**Task goal**
Reproduce all entries verbatim, with nothing added or dropped.

* * *

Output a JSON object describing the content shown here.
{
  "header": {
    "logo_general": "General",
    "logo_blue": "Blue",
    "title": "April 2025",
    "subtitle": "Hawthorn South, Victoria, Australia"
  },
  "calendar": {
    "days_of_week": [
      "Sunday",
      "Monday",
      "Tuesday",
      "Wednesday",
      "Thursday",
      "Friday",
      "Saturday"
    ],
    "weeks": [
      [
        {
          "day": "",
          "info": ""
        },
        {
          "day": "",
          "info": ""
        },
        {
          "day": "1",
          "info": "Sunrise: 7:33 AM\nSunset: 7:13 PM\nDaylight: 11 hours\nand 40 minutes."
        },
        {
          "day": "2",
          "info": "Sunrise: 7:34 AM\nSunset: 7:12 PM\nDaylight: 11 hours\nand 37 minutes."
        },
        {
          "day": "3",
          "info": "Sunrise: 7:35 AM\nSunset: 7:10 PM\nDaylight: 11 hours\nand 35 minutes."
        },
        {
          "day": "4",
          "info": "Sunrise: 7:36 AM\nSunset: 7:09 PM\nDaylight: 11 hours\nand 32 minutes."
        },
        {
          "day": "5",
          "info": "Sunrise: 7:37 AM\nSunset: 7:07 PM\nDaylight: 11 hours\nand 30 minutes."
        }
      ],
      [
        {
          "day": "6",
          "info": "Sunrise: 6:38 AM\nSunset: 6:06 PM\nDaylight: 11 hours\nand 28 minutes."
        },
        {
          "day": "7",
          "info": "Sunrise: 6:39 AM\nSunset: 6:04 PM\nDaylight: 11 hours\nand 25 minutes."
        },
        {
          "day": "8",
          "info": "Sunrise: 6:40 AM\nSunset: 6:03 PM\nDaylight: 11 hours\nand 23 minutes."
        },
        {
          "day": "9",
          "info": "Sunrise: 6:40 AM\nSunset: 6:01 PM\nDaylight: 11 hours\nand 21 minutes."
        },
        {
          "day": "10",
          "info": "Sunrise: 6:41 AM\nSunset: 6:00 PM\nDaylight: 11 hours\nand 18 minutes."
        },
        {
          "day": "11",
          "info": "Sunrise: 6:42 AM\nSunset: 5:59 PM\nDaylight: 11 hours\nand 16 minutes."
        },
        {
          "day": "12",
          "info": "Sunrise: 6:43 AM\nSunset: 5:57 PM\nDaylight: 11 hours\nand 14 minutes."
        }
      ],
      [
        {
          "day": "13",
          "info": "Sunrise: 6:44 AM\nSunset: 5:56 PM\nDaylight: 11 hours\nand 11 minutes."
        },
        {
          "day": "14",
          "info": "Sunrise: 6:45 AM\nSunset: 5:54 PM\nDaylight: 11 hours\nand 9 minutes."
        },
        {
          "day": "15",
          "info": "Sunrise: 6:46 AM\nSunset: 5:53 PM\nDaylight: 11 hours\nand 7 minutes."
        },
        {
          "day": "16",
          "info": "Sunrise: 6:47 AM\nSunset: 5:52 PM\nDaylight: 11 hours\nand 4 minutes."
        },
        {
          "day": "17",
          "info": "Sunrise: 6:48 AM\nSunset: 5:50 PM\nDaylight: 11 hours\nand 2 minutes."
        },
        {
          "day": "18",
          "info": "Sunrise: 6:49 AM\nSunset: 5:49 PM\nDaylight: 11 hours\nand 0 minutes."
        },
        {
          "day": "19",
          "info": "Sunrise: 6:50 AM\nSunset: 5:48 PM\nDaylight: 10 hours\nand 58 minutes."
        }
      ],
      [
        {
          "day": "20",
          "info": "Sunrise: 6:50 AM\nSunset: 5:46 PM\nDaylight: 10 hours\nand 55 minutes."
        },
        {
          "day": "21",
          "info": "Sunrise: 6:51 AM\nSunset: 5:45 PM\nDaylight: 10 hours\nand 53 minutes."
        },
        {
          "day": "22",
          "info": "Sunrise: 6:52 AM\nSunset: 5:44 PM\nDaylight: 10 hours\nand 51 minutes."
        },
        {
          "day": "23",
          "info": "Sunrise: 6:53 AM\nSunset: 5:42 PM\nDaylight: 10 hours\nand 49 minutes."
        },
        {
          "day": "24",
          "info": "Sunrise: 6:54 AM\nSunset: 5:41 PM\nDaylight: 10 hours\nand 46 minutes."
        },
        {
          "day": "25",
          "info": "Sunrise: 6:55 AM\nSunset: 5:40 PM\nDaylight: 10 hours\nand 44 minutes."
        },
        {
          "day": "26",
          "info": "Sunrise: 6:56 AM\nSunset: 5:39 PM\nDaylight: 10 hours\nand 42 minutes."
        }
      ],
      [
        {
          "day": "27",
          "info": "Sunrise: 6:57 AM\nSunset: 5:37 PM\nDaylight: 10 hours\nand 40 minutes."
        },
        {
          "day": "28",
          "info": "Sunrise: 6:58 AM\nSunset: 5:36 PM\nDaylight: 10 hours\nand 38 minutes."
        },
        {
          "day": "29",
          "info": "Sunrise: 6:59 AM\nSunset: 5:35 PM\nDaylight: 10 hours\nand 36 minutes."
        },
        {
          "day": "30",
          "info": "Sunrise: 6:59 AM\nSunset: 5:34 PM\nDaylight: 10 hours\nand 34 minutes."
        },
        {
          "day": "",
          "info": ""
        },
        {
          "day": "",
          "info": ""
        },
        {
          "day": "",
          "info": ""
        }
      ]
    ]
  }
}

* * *

**Your solution**
Output a JSON object describing the content shown here.
{
  "header": {
    "logo_general": "General",
    "logo_blue": "Blue",
    "title": "April 2025",
    "subtitle": "Hawthorn South, Victoria, Australia"
  },
  "calendar": {
    "days_of_week": [
      "Sunday",
      "Monday",
      "Tuesday",
      "Wednesday",
      "Thursday",
      "Friday",
      "Saturday"
    ],
    "weeks": [
      [
        {
          "day": "",
          "info": ""
        },
        {
          "day": "",
          "info": ""
        },
        {
          "day": "1",
          "info": "Sunrise: 7:33 AM\nSunset: 7:13 PM\nDaylight: 11 hours\nand 40 minutes."
        },
        {
          "day": "2",
          "info": "Sunrise: 7:34 AM\nSunset: 7:12 PM\nDaylight: 11 hours\nand 37 minutes."
        },
        {
          "day": "3",
          "info": "Sunrise: 7:35 AM\nSunset: 7:10 PM\nDaylight: 11 hours\nand 35 minutes."
        },
        {
          "day": "4",
          "info": "Sunrise: 7:36 AM\nSunset: 7:09 PM\nDaylight: 11 hours\nand 32 minutes."
        },
        {
          "day": "5",
          "info": "Sunrise: 7:37 AM\nSunset: 7:07 PM\nDaylight: 11 hours\nand 30 minutes."
        }
      ],
      [
        {
          "day": "6",
          "info": "Sunrise: 6:38 AM\nSunset: 6:06 PM\nDaylight: 11 hours\nand 28 minutes."
        },
        {
          "day": "7",
          "info": "Sunrise: 6:39 AM\nSunset: 6:04 PM\nDaylight: 11 hours\nand 25 minutes."
        },
        {
          "day": "8",
          "info": "Sunrise: 6:40 AM\nSunset: 6:03 PM\nDaylight: 11 hours\nand 23 minutes."
        },
        {
          "day": "9",
          "info": "Sunrise: 6:40 AM\nSunset: 6:01 PM\nDaylight: 11 hours\nand 21 minutes."
        },
        {
          "day": "10",
          "info": "Sunrise: 6:41 AM\nSunset: 6:00 PM\nDaylight: 11 hours\nand 18 minutes."
        },
        {
          "day": "11",
          "info": "Sunrise: 6:42 AM\nSunset: 5:59 PM\nDaylight: 11 hours\nand 16 minutes."
        },
        {
          "day": "12",
          "info": "Sunrise: 6:43 AM\nSunset: 5:57 PM\nDaylight: 11 hours\nand 14 minutes."
        }
      ],
      [
        {
          "day": "13",
          "info": "Sunrise: 6:44 AM\nSunset: 5:56 PM\nDaylight: 11 hours\nand 11 minutes."
        },
        {
          "day": "14",
          "info": "Sunrise: 6:45 AM\nSunset: 5:54 PM\nDaylight: 11 hours\nand 9 minutes."
        },
        {
          "day": "15",
          "info": "Sunrise: 6:46 AM\nSunset: 5:53 PM\nDaylight: 11 hours\nand 7 minutes."
        },
        {
          "day": "16",
          "info": "Sunrise: 6:47 AM\nSunset: 5:52 PM\nDaylight: 11 hours\nand 4 minutes."
        },
        {
          "day": "17",
          "info": "Sunrise: 6:48 AM\nSunset: 5:50 PM\nDaylight: 11 hours\nand 2 minutes."
        },
        {
          "day": "18",
          "info": "Sunrise: 6:49 AM\nSunset: 5:49 PM\nDaylight: 11 hours\nand 0 minutes."
        },
        {
          "day": "19",
          "info": "Sunrise: 6:50 AM\nSunset: 5:48 PM\nDaylight: 10 hours\nand 58 minutes."
        }
      ],
      [
        {
          "day": "20",
          "info": "Sunrise: 6:50 AM\nSunset: 5:46 PM\nDaylight: 10 hours\nand 55 minutes."
        },
        {
          "day": "21",
          "info": "Sunrise: 6:51 AM\nSunset: 5:45 PM\nDaylight: 10 hours\nand 53 minutes."
        },
        {
          "day": "22",
          "info": "Sunrise: 6:52 AM\nSunset: 5:44 PM\nDaylight: 10 hours\nand 51 minutes."
        },
        {
          "day": "23",
          "info": "Sunrise: 6:53 AM\nSunset: 5:42 PM\nDaylight: 10 hours\nand 49 minutes."
        },
        {
          "day": "24",
          "info": "Sunrise: 6:54 AM\nSunset: 5:41 PM\nDaylight: 10 hours\nand 46 minutes."
        },
        {
          "day": "25",
          "info": "Sunrise: 6:55 AM\nSunset: 5:40 PM\nDaylight: 10 hours\nand 44 minutes."
        },
        {
          "day": "26",
          "info": "Sunrise: 6:56 AM\nSunset: 5:39 PM\nDaylight: 10 hours\nand 42 minutes."
        }
      ],
      [
        {
          "day": "27",
          "info": "Sunrise: 6:57 AM\nSunset: 5:37 PM\nDaylight: 10 hours\nand 40 minutes."
        },
        {
          "day": "28",
          "info": "Sunrise: 6:58 AM\nSunset: 5:36 PM\nDaylight: 10 hours\nand 38 minutes."
        },
        {
          "day": "29",
          "info": "Sunrise: 6:59 AM\nSunset: 5:35 PM\nDaylight: 10 hours\nand 36 minutes."
        },
        {
          "day": "30",
          "info": "Sunrise: 6:59 AM\nSunset: 5:34 PM\nDaylight: 10 hours\nand 34 minutes."
        },
        {
          "day": "",
          "info": ""
        },
        {
          "day": "",
          "info": ""
        },
        {
          "day": "",
          "info": ""
        }
      ]
    ]
  }
}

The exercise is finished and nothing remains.